Afghanistan is awash with historical artefacts but soldiers are being told it's not acceptable to buy and export looted antiquities.
These are beautiful pieces. The shopkeeper prices a gold amulet displayed on his counter at $US1500 ($A1610) and a pair of gold ear-rings at $US950. A clay pot is a modest $US160.
He says they are 3000 years old.
Lieutenant Commander Andrea Argirides, staff officer with Australian headquarters at Kabul airport, reckons he could well be right.
And as such, these antiquities, on sale in a jewellery store in the base shopping precinct, are part of Afghanistan's heritage and should never leave the country.

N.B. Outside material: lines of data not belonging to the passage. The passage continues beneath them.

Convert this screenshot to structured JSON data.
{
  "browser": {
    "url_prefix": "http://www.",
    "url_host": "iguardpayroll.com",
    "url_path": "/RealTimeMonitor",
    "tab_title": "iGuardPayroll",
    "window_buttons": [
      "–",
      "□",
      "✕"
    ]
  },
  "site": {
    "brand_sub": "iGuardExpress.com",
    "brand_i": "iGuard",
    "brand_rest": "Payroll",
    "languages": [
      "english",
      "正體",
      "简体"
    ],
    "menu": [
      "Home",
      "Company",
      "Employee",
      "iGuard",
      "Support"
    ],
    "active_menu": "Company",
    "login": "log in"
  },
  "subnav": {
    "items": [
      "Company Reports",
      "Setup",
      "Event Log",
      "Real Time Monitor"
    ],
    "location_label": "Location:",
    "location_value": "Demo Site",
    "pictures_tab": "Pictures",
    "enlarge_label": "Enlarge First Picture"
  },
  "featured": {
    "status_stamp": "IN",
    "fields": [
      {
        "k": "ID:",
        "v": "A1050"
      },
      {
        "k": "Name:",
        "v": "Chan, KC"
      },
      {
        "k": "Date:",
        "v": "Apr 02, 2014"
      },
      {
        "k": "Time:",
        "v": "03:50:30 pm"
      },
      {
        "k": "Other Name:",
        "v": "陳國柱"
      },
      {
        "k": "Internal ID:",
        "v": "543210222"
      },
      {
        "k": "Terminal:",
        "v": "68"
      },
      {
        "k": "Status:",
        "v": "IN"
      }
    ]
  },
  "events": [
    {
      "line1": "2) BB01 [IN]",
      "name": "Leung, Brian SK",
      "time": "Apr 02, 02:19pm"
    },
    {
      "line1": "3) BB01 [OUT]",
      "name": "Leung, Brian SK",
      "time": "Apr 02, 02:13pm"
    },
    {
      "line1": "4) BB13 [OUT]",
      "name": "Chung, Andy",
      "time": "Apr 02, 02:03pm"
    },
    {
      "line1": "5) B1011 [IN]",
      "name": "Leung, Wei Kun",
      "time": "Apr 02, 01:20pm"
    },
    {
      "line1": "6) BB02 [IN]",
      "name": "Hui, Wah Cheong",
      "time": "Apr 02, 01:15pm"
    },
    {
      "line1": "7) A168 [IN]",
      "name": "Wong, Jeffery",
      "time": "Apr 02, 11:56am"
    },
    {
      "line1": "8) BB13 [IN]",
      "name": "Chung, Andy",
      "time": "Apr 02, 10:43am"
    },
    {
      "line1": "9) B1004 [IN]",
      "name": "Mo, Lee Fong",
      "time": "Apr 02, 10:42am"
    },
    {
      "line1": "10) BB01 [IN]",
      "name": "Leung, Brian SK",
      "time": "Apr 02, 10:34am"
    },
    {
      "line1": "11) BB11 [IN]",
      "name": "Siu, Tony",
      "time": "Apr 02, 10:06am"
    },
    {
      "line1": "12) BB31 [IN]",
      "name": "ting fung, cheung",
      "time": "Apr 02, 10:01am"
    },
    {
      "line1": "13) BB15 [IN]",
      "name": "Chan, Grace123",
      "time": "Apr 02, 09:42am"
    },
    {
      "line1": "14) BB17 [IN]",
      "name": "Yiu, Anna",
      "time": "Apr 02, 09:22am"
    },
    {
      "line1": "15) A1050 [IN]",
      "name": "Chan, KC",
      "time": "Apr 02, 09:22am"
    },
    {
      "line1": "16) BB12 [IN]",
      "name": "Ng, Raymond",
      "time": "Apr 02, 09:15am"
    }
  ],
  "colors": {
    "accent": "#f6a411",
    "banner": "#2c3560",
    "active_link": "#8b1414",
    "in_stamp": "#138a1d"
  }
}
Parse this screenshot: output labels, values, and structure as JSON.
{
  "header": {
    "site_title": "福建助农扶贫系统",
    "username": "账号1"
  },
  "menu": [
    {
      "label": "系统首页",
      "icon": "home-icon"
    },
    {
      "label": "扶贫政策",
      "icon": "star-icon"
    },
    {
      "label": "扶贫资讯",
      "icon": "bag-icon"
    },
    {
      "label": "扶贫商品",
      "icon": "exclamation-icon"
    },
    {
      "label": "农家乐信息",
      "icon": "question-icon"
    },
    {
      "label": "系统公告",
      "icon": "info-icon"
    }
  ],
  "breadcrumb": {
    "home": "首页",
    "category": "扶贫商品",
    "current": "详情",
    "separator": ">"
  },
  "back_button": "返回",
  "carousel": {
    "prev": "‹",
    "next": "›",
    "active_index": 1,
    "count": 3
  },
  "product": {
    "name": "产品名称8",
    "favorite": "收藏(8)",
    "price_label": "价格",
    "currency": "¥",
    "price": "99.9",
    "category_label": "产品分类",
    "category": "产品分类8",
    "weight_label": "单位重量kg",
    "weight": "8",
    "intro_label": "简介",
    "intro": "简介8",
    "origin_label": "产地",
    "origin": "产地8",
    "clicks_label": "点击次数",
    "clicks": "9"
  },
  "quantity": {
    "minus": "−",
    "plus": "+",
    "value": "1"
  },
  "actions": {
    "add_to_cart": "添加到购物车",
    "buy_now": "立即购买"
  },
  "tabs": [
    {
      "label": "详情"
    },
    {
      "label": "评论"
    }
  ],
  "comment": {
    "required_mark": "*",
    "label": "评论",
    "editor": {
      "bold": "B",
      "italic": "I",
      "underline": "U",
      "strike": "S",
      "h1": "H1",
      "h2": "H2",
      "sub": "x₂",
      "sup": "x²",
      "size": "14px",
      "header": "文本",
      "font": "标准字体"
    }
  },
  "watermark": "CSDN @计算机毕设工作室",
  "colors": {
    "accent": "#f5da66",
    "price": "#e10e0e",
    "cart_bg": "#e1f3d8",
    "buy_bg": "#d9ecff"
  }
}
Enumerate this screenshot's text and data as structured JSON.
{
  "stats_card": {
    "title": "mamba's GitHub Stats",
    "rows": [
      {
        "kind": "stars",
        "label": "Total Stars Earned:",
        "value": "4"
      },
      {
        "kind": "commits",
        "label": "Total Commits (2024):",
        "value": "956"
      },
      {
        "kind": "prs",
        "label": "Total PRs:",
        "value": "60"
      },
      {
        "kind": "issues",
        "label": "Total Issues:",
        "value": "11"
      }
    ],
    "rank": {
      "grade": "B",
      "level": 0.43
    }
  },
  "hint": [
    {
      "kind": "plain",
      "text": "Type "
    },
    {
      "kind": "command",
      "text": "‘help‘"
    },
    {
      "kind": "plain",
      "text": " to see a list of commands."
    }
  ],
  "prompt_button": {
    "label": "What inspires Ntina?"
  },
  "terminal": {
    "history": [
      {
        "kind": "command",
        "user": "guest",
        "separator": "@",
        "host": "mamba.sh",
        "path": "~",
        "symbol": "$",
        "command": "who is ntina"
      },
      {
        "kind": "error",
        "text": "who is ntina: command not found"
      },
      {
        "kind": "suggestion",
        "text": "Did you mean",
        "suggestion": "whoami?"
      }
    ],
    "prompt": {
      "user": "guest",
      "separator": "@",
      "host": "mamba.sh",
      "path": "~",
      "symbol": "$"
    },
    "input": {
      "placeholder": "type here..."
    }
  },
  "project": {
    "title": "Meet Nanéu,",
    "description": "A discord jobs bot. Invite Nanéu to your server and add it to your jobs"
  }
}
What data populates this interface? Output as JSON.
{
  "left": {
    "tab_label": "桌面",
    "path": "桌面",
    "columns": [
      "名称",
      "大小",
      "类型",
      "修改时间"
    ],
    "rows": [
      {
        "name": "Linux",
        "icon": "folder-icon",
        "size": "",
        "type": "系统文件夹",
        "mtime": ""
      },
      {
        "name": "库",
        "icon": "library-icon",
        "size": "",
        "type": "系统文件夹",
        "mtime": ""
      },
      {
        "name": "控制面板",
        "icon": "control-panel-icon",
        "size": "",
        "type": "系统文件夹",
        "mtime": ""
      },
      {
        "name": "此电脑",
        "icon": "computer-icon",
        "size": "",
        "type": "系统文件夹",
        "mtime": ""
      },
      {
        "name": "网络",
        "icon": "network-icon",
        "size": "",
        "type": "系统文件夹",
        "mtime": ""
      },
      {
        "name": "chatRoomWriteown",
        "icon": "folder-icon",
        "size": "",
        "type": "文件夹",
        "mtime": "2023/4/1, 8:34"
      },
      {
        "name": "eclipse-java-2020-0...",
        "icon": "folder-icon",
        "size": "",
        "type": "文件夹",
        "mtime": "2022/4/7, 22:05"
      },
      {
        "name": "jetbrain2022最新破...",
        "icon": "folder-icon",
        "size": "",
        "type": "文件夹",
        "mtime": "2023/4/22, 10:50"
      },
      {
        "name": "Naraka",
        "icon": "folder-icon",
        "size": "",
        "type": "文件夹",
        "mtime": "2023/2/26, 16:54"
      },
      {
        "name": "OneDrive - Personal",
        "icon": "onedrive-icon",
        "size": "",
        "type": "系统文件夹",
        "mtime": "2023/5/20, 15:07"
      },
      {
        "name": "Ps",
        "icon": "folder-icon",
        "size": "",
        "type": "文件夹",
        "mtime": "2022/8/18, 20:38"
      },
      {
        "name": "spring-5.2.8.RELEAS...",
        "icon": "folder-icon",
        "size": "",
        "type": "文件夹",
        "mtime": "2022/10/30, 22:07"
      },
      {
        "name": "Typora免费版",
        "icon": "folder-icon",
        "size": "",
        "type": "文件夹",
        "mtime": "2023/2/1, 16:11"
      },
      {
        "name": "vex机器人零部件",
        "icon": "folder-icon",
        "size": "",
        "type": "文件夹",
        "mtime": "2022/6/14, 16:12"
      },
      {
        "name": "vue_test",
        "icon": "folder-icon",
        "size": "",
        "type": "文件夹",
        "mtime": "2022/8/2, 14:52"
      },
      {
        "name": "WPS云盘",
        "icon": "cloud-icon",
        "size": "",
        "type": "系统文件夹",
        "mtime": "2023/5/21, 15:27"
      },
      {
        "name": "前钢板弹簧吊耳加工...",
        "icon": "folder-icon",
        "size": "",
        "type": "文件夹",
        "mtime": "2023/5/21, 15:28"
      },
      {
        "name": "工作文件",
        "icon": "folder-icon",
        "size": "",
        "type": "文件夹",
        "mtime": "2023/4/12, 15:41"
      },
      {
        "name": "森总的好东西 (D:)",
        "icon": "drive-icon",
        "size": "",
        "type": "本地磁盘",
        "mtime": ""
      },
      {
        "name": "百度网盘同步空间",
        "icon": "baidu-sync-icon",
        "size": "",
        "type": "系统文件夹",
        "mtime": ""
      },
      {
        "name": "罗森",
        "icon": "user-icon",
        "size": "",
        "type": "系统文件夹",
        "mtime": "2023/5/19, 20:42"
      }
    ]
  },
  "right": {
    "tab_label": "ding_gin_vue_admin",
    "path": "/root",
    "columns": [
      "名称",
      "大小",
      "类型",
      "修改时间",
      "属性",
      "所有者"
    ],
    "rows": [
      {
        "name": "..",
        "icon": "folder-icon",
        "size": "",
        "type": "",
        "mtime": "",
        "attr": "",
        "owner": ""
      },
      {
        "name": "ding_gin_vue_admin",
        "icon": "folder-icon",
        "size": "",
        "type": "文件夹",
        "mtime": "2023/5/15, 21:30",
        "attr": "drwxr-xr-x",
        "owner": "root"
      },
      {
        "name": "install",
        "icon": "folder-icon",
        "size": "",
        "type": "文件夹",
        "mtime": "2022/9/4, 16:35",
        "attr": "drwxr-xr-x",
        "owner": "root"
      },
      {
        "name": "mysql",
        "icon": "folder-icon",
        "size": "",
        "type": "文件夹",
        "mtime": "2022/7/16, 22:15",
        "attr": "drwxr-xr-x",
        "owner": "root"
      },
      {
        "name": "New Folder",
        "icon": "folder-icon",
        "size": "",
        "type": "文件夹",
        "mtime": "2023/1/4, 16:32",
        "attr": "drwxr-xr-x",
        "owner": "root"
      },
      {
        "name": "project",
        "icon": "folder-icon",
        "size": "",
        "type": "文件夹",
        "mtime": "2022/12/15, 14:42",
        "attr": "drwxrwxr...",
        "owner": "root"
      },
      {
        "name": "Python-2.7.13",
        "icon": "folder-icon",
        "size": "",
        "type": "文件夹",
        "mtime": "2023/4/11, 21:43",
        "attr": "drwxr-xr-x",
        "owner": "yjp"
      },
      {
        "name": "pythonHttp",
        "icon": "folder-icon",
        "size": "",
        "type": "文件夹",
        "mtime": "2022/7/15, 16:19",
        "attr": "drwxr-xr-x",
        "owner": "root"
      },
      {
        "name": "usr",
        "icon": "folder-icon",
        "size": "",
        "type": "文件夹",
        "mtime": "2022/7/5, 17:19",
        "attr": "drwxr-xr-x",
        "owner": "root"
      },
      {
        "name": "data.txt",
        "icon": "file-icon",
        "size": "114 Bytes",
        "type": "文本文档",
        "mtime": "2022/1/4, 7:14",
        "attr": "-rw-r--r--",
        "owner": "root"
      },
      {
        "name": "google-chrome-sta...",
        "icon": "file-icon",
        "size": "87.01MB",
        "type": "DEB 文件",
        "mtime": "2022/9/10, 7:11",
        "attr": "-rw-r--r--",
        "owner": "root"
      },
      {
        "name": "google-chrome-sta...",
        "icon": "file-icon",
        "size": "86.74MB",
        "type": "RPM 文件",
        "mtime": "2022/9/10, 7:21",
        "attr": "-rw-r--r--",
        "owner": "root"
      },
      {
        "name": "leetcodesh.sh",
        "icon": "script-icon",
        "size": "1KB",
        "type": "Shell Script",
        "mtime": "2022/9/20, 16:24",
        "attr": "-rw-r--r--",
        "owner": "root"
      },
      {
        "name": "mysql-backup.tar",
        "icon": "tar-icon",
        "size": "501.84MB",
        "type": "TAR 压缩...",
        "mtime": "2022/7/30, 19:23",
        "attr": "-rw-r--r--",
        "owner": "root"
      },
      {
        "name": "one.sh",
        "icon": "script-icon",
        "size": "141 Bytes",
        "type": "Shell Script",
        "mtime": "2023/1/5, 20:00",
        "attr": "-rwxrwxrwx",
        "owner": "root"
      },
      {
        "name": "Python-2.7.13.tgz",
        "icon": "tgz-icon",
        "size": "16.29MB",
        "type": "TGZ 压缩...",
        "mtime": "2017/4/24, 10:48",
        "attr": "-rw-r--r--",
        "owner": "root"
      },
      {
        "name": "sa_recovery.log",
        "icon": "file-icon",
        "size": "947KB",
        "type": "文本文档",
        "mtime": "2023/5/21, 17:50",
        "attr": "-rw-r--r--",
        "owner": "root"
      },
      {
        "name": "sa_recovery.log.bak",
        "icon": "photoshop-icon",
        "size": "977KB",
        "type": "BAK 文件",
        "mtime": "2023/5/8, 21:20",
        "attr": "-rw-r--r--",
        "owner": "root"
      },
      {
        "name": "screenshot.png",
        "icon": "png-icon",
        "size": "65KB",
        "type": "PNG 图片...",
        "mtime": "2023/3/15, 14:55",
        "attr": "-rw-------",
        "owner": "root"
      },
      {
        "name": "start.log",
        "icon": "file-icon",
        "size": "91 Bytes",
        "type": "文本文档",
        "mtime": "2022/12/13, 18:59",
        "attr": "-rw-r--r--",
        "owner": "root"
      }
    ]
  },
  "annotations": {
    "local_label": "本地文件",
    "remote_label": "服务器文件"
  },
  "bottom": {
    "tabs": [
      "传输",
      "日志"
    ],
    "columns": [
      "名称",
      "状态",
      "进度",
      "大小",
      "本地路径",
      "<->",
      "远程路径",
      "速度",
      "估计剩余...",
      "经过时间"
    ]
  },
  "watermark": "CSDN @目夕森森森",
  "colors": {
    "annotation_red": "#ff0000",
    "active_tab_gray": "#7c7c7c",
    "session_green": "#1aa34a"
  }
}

Lieutenant Commander Argirides gives presentations to Australian troops on awareness of Afghan culture and history. That includes the message that it's not OK to buy looted antiquities.
"That is really important," she said.
"If something is regarded as antique that's different."
This is a topic on which she's deeply passionate.
"I specialise in historical archaeology in the ancient near east, mainly focusing on Iraq. My PhD is looking at the protection of cultural heritage and archaeological sites in conflict zones. I am using Iraq as a case study," she said.
She deployed to Iraq in 2007-08, assessing some historical sites at the invitation of the US government.
Unsurprisingly, the Americans on the team referred to her as Dr Jones (of Indiana Jones fame) and on departure presented her with a fedora and whip.
Iraq, described as the cradle of civilisation, has more than 100,000 locations of archaeological interest and the concern was that US forces were in some cases building bases atop such sites.
The US did preside over one archaeological blunder. Early in the invasion, US forces failed to secure the Baghdad museum, which was speedily looted.
However, the standout archaeological atrocity occurred in Afghanistan in March 2001 when the former Taliban regime dynamited the 6th century Bamiyan Buddha statues on grounds that they offended Islam.
For anyone with even a passing interest in old stuff, Afghanistan has plenty to offer. Antique shops feature relics of the Russian occupation, from the British period plus older Islamic items.
And there are some antiquities of genuine historical interest.
"We just don't know how they got their hands on these items. There are looters out there digging in all sorts of historical sites and when they do find old pots and statues, they will give them to vendors who will sell them," she said.